I’m up a bit too late in the morning, checking the oil in the car. I was exhausted the night before and accidentally slept in and now I probably won’t get to my destination until dark. The fog from the night before is still hanging around, clinging to the road, and it’s drizzling and cold outside. I drive into Marathon to buy a pair of sweatpants and a coffee. Tim Horton’s has been replaced by Robin’s Donuts and that’s when I know I’m really, really far away from home.

Driving. Driving. Thunder Bay is busy and it’s almost nice to see traffic again. I stop in Kakabeka Falls for gas but I can’t be bothered to get out and look at the falls. More driving. Slow down in Upsala because that’s where the cops will get you — my dad’s warnings echo in my head as I take my foot off of the gas pedal. In Ignace I buy a sandwich and the cashier compliments my tattoo. I know I’m nearing my destination. When I see the sign for Highway 72… I keep driving. I can’t go yet. I’m too nervous.

I drive to Dryden and hit up Walmart for more comfortable clothes. I didn’t pack in a logical way and I have nothing to wear for pajamas. I drive all the way to Minnitaki and buy a pair of sheepskin slippers. I have to get to where I’m going eventually, so I turn around and head down the road. I’m terrified of moose. I’m terrified of this town. It takes forever to get there and the hotel room is even more expensive than it was in Marathon. I don’t have anything to eat but I don’t want to venture out to town to buy anything and besides, it’s pouring rain.

The next day I check out and go to my new apartment to move in. Turns out the landlady forgot when I was coming and it isn’t ready yet. I’m supposed to come back later that day. I drive to Dryden again, in my pajamas, buy magazines at Walmart and read all day in the parking lot in my car. When I return, I’m told I still can’t move in and I’ll have to find somewhere else to stay for the night.

I try to call my Dad but my cell phone stopped working somewhere around Nipigon. I can receive calls but I can’t make them, so I text him to call me. I get about three words in and burst into tears, homeless, homesick, and broke. I check into a different hotel and Dad tells me where he hid the champagne in my car. I drink it from the bottle while lounging in the discoloured bathwater in my hotel room, reading the book of Mormon because there isn’t anything else in the room.

Halloween. I wake up dejected and spend the day eating chocolate covered banana chips that I bought in Ottawa and a few green apples I had stashed in the car. I watch scary movies and wonder what, exactly, I’ve got myself into. I finally get to move into my apartment later that day. It doesn’t have a stove and there are random frozen fish stockpiled in the freezer, but I can finally hang my pictures on the wall and unpack my car.
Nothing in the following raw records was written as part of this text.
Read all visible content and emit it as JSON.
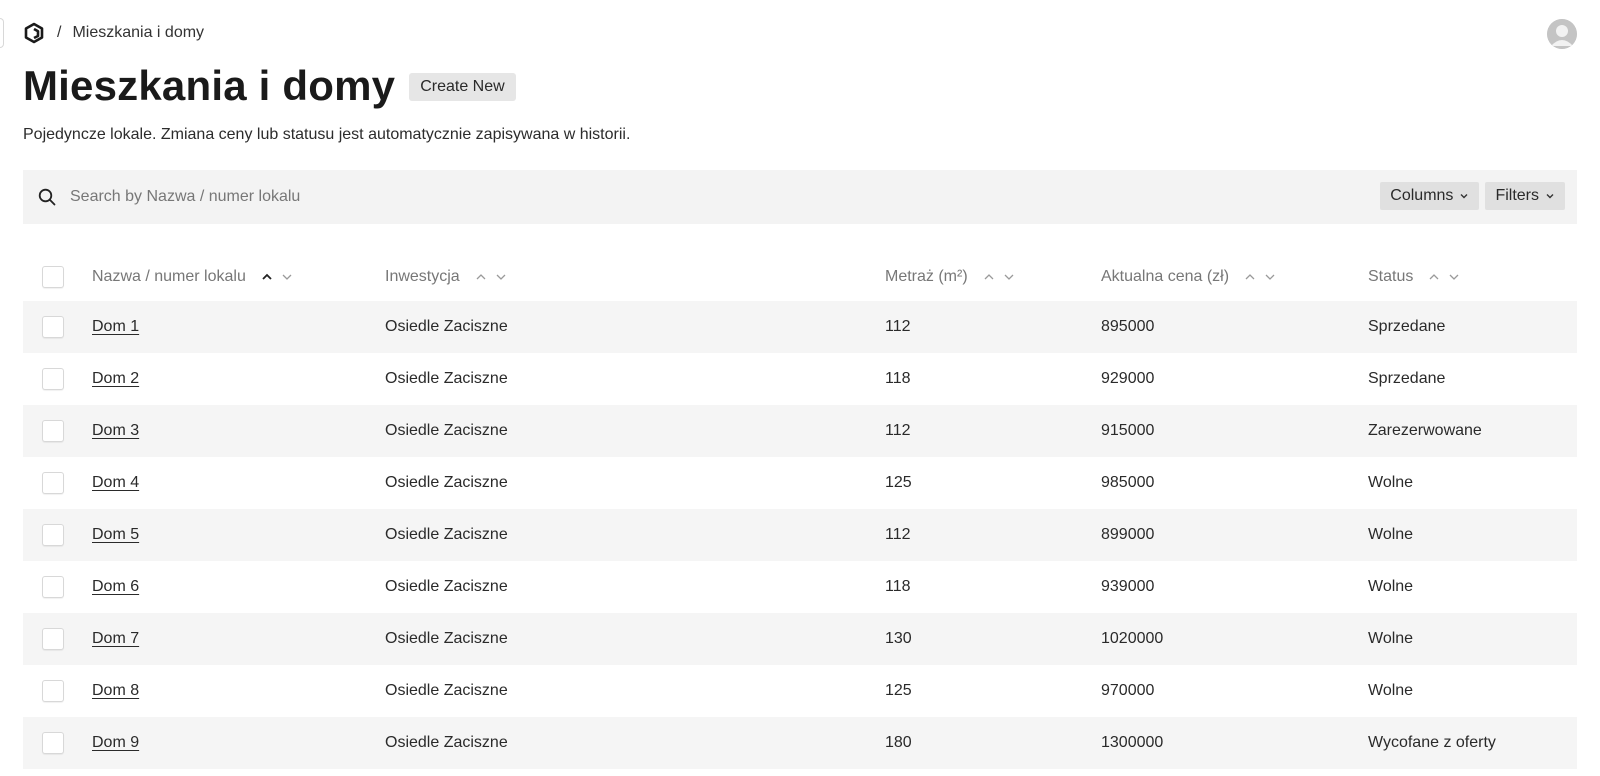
{
  "breadcrumb": {
    "separator": "/",
    "current": "Mieszkania i domy"
  },
  "page": {
    "title": "Mieszkania i domy",
    "create_label": "Create New",
    "description": "Pojedyncze lokale. Zmiana ceny lub statusu jest automatycznie zapisywana w historii."
  },
  "search": {
    "placeholder": "Search by Nazwa / numer lokalu",
    "value": ""
  },
  "toolbar": {
    "columns_label": "Columns",
    "filters_label": "Filters"
  },
  "table": {
    "headers": [
      "Nazwa / numer lokalu",
      "Inwestycja",
      "Metraż (m²)",
      "Aktualna cena (zł)",
      "Status"
    ],
    "sorted_column": 0,
    "sort_direction": "ascending",
    "rows": [
      [
        "Dom 1",
        "Osiedle Zaciszne",
        "112",
        "895000",
        "Sprzedane"
      ],
      [
        "Dom 2",
        "Osiedle Zaciszne",
        "118",
        "929000",
        "Sprzedane"
      ],
      [
        "Dom 3",
        "Osiedle Zaciszne",
        "112",
        "915000",
        "Zarezerwowane"
      ],
      [
        "Dom 4",
        "Osiedle Zaciszne",
        "125",
        "985000",
        "Wolne"
      ],
      [
        "Dom 5",
        "Osiedle Zaciszne",
        "112",
        "899000",
        "Wolne"
      ],
      [
        "Dom 6",
        "Osiedle Zaciszne",
        "118",
        "939000",
        "Wolne"
      ],
      [
        "Dom 7",
        "Osiedle Zaciszne",
        "130",
        "1020000",
        "Wolne"
      ],
      [
        "Dom 8",
        "Osiedle Zaciszne",
        "125",
        "970000",
        "Wolne"
      ],
      [
        "Dom 9",
        "Osiedle Zaciszne",
        "180",
        "1300000",
        "Wycofane z oferty"
      ]
    ]
  },
  "icons": {
    "logo": "brand-logo-icon",
    "avatar": "user-avatar",
    "search": "search-icon",
    "dropdown": "chevron-down-icon",
    "sort_up": "sort-ascending-icon",
    "sort_down": "sort-descending-icon"
  },
  "colors": {
    "row_shade": "#f5f5f5",
    "toolbar_bg": "#f3f3f3",
    "button_bg": "#e6e6e6"
  }
}
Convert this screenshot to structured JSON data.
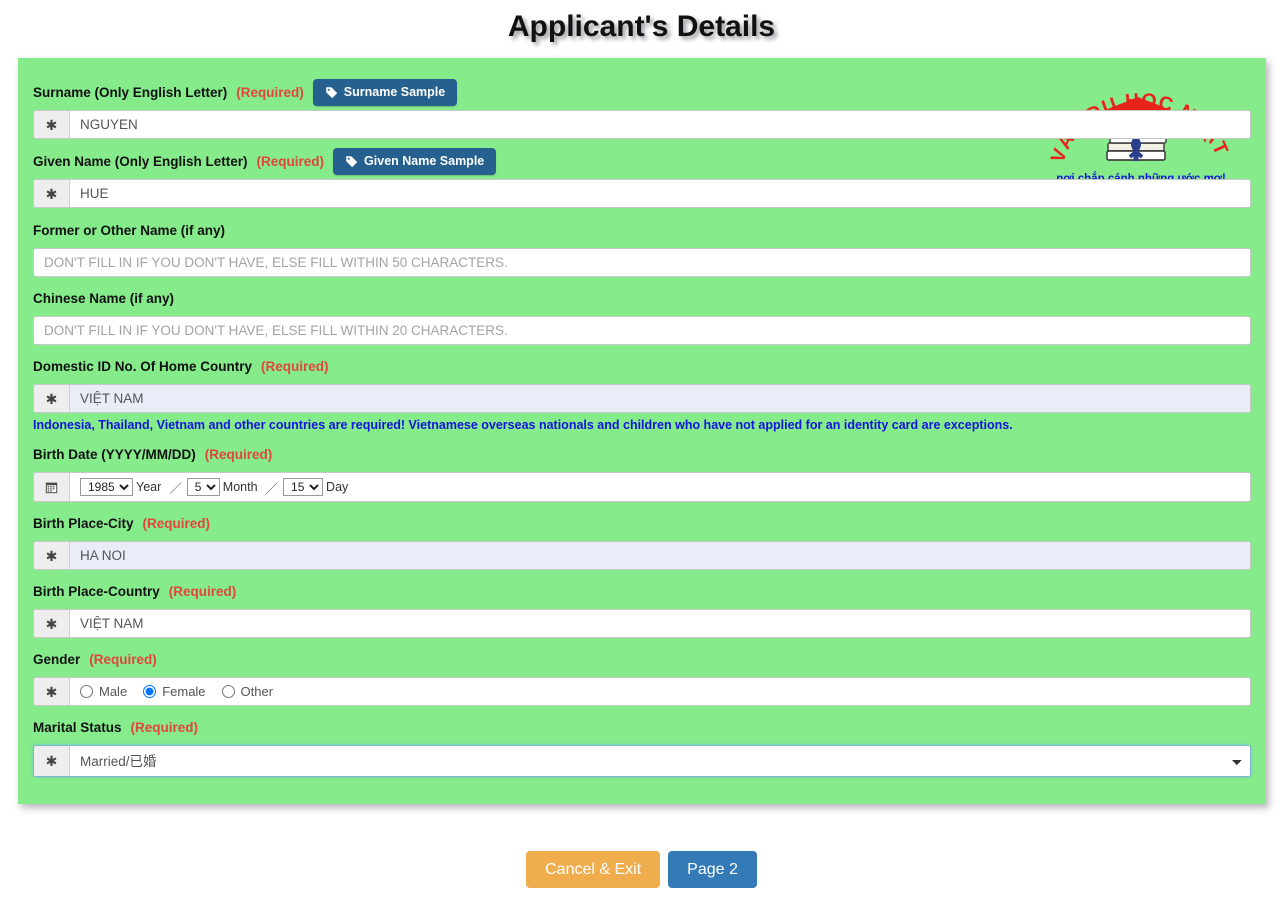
{
  "page": {
    "title": "Applicant's Details"
  },
  "logo": {
    "arc_text": "TƯ VẤN DU HỌC NHẬT ĐẠI",
    "tagline": "nơi chắp cánh những ước mơ!",
    "alt": "logo"
  },
  "form": {
    "required_tag": "(Required)",
    "addon_icon": "asterisk-icon",
    "calendar_icon": "calendar-icon",
    "fields": {
      "surname": {
        "label": "Surname (Only English Letter)",
        "required": "(Required)",
        "sample_button": "Surname Sample",
        "value": "NGUYEN"
      },
      "given_name": {
        "label": "Given Name (Only English Letter)",
        "required": "(Required)",
        "sample_button": "Given Name Sample",
        "value": "HUE"
      },
      "former_name": {
        "label": "Former or Other Name (if any)",
        "placeholder": "DON'T FILL IN IF YOU DON'T HAVE, ELSE FILL WITHIN 50 CHARACTERS.",
        "value": ""
      },
      "chinese_name": {
        "label": "Chinese Name (if any)",
        "placeholder": "DON'T FILL IN IF YOU DON'T HAVE, ELSE FILL WITHIN 20 CHARACTERS.",
        "value": ""
      },
      "domestic_id": {
        "label": "Domestic ID No. Of Home Country",
        "required": "(Required)",
        "value": "VIỆT NAM",
        "note": "Indonesia, Thailand, Vietnam and other countries are required! Vietnamese overseas nationals and children who have not applied for an identity card are exceptions."
      },
      "birth_date": {
        "label": "Birth Date (YYYY/MM/DD)",
        "required": "(Required)",
        "year": "1985",
        "year_unit": "Year",
        "month": "5",
        "month_unit": "Month",
        "day": "15",
        "day_unit": "Day",
        "separator": "／"
      },
      "birth_city": {
        "label": "Birth Place-City",
        "required": "(Required)",
        "value": "HA NOI"
      },
      "birth_country": {
        "label": "Birth Place-Country",
        "required": "(Required)",
        "value": "VIỆT NAM"
      },
      "gender": {
        "label": "Gender",
        "required": "(Required)",
        "options": [
          "Male",
          "Female",
          "Other"
        ],
        "selected": "Female"
      },
      "marital_status": {
        "label": "Marital Status",
        "required": "(Required)",
        "selected": "Married/已婚"
      }
    }
  },
  "footer": {
    "cancel_label": "Cancel & Exit",
    "next_label": "Page 2"
  },
  "colors": {
    "panel_green": "#85eb8b",
    "required_red": "#e2453c",
    "note_blue": "#1414e0",
    "sample_button_blue": "#26608e",
    "cancel_orange": "#f0ad4e",
    "next_blue": "#337ab7",
    "autofill_blue": "#e8edf8"
  }
}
I go to work the next day. From my driver’s seat window, I see a guy bounding down the stairs and think, “Yay! I get to work with a boy!”
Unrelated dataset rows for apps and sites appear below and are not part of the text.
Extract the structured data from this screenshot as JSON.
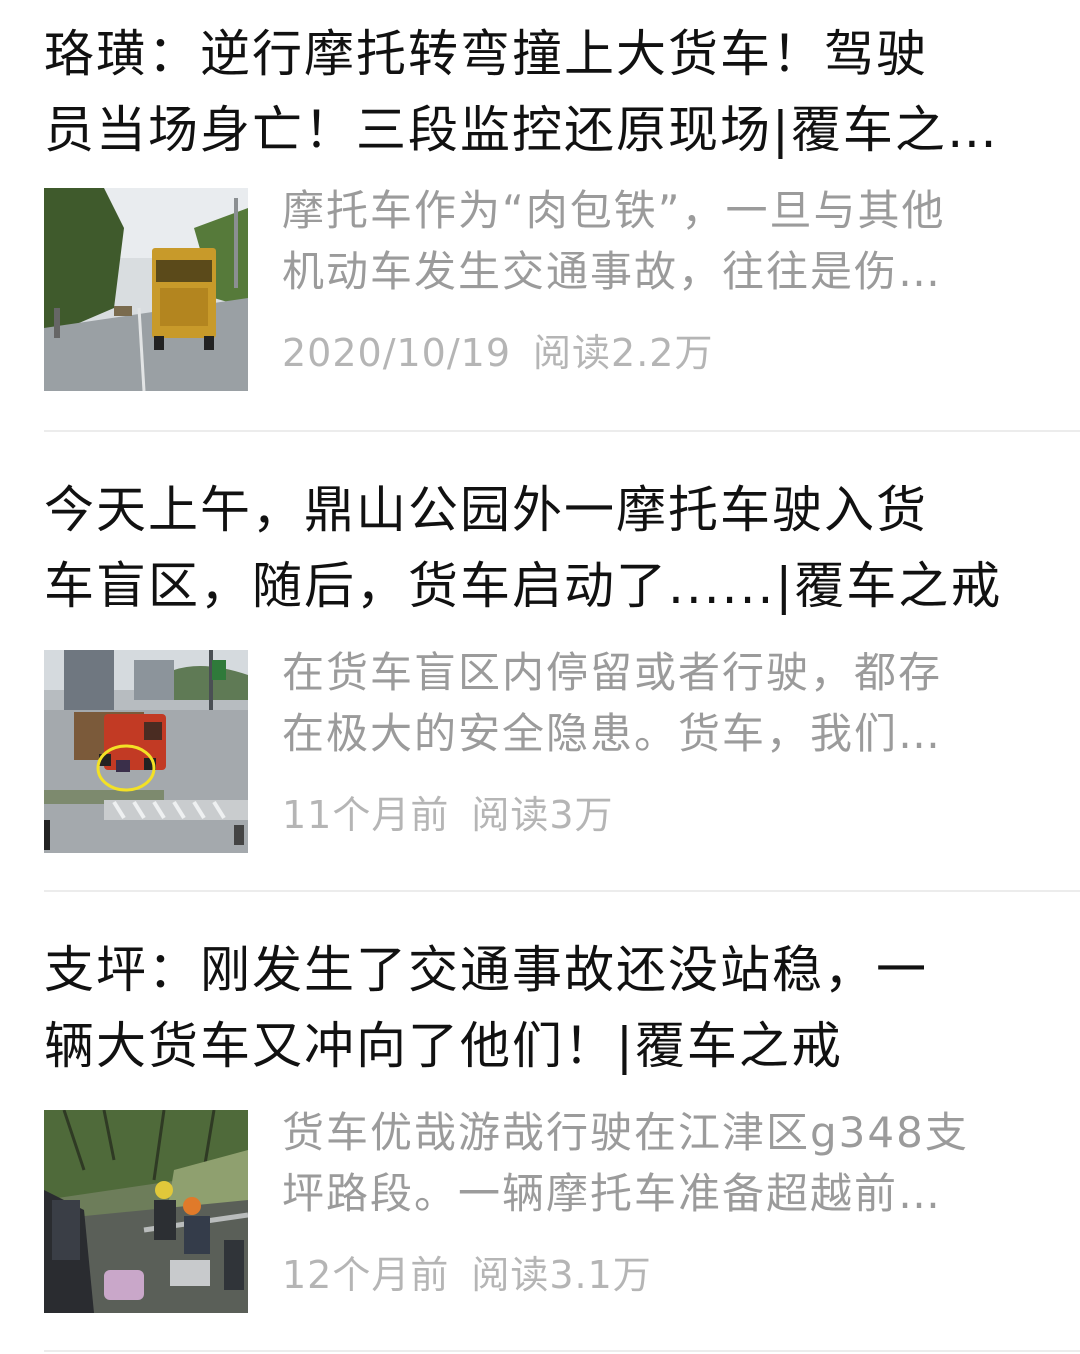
{
  "articles": [
    {
      "title_line1": "珞璜：逆行摩托转弯撞上大货车！驾驶",
      "title_line2": "员当场身亡！三段监控还原现场|覆车之…",
      "summary_line1": "摩托车作为“肉包铁”，一旦与其他",
      "summary_line2": "机动车发生交通事故，往往是伤…",
      "date": "2020/10/19",
      "views": "阅读2.2万",
      "thumbnail_icon": "yellow-truck-on-road-photo"
    },
    {
      "title_line1": "今天上午，鼎山公园外一摩托车驶入货",
      "title_line2": "车盲区，随后，货车启动了......|覆车之戒",
      "summary_line1": "在货车盲区内停留或者行驶，都存",
      "summary_line2": "在极大的安全隐患。货车，我们…",
      "date": "11个月前",
      "views": "阅读3万",
      "thumbnail_icon": "red-truck-intersection-photo"
    },
    {
      "title_line1": "支坪：刚发生了交通事故还没站稳，一",
      "title_line2": "辆大货车又冲向了他们！|覆车之戒",
      "summary_line1": "货车优哉游哉行驶在江津区g348支",
      "summary_line2": "坪路段。一辆摩托车准备超越前…",
      "date": "12个月前",
      "views": "阅读3.1万",
      "thumbnail_icon": "roadside-accident-photo"
    }
  ]
}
The rest, as it’s said, is history. I settle into work. I move four more times. I go on a date with the boy from work. I fly in a few bush planes. I get stuck in lots of blizzards. I travel, in all directions, even further north. Even further north than highways exist.
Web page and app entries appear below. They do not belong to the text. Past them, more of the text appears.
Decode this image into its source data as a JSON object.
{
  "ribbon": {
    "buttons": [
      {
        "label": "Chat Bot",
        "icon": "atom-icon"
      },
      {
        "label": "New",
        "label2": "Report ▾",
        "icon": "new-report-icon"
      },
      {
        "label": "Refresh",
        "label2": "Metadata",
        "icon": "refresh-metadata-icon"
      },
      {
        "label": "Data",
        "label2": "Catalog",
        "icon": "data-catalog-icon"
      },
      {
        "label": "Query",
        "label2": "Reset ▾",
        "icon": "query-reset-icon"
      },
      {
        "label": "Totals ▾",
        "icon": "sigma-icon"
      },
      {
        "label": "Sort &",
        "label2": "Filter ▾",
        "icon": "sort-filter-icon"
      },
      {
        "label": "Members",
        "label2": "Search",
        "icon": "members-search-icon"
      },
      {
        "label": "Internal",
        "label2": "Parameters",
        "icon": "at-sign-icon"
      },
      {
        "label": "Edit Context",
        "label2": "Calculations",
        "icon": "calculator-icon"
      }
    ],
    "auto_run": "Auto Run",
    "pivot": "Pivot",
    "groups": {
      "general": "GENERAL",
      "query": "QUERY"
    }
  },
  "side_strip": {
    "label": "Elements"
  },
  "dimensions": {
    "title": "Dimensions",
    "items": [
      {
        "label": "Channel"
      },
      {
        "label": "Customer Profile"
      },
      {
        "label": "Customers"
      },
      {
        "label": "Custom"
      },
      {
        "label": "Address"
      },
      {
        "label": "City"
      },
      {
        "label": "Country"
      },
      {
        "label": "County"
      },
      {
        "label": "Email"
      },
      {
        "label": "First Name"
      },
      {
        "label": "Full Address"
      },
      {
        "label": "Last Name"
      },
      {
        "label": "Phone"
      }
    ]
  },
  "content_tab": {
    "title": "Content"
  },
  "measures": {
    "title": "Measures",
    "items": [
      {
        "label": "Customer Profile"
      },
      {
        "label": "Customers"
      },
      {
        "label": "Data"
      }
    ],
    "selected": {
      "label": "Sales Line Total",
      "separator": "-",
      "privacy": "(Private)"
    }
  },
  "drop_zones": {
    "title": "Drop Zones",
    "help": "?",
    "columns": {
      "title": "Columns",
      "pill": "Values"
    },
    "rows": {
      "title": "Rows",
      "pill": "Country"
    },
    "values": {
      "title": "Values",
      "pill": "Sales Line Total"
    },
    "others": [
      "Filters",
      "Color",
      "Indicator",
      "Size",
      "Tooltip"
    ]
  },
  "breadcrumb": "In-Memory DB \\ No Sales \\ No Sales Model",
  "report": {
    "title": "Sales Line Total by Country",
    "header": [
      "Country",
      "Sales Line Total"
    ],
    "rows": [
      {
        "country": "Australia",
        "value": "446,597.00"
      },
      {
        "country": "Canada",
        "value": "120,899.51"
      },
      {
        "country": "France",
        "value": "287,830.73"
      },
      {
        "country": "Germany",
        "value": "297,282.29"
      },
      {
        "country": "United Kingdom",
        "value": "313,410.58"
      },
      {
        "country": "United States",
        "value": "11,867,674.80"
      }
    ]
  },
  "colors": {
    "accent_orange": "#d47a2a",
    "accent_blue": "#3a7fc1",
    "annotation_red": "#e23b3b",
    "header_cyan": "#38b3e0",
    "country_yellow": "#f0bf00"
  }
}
I witness real northern lights, not tricky paper mills. I witness the most glorious sunsets I’ve ever seen.

I fish. I snowshoe. I lose track of all the animals I’ve seen — moose, bears, a few beavers, a lynx, a handful of wolves, deer… I cook Thanksgiving dinner in a former Mennonite school on a gas stove. By myself.

I celebrate birthdays, Christmases, and life. I make friends. People say hi to me in the grocery store. I survive not just one winter, but two. Two summers, two springs and two falls. I trade the station wagon for something a little more rugged, with an actual block heater and four-wheel drive.

I fall more in love than I ever thought I could. I stop running away from life and embrace it instead. I stay. I don’t leave. I’m here.

Happy anniversary to me.